** Task data follows **
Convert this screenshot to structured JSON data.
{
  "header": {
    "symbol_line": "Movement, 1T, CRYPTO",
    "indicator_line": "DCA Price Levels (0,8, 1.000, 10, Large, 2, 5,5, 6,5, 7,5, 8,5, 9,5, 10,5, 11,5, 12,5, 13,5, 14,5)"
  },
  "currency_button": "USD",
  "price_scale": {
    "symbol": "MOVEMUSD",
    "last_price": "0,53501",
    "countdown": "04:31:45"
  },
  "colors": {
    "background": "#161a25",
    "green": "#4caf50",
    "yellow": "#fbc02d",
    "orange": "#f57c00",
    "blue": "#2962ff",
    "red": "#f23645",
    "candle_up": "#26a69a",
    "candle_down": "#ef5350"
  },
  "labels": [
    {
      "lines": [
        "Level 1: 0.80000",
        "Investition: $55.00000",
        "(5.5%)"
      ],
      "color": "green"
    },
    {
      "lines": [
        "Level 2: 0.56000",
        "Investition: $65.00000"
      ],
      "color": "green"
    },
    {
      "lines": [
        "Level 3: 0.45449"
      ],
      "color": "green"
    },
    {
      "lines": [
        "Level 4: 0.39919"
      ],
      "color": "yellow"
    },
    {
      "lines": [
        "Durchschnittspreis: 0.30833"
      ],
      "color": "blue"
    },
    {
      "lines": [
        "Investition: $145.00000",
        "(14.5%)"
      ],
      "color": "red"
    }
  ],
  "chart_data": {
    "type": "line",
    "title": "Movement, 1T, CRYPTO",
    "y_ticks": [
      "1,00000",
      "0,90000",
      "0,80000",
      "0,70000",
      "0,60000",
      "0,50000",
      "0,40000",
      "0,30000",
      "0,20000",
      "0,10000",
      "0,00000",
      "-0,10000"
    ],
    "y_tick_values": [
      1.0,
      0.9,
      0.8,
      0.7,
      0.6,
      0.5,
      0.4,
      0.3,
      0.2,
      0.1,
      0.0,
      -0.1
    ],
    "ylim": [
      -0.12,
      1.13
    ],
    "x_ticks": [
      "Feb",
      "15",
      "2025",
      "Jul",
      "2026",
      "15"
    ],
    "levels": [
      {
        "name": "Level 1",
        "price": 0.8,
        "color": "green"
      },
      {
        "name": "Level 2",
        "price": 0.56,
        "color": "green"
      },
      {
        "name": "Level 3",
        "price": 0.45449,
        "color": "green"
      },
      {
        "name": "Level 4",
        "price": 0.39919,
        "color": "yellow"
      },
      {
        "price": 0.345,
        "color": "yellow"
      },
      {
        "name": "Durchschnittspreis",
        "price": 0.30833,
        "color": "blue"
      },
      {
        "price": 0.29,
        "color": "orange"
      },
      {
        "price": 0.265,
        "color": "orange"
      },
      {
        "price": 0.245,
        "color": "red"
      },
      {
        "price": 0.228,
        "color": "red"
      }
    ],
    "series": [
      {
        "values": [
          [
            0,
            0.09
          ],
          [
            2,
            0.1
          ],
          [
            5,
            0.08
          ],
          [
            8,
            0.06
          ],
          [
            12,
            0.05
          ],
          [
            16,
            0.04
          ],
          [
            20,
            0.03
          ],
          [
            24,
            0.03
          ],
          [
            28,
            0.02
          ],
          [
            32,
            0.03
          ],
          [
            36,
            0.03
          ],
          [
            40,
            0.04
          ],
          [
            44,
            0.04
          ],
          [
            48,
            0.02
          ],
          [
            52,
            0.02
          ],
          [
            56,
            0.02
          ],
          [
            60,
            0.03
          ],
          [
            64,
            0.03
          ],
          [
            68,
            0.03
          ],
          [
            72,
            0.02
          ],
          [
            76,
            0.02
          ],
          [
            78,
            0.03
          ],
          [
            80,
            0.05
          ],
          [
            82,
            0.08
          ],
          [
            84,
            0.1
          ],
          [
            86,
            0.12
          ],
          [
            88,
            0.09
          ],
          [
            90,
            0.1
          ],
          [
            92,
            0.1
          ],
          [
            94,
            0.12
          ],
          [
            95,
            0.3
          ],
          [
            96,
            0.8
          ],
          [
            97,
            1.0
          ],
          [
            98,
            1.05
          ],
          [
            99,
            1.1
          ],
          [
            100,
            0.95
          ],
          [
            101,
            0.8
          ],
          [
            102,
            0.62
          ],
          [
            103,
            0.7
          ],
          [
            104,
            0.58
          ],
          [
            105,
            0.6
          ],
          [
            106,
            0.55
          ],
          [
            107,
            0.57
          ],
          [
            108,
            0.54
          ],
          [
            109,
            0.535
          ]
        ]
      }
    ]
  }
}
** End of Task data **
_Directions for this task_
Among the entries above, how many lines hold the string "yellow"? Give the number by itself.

_Answer for this exercise_
4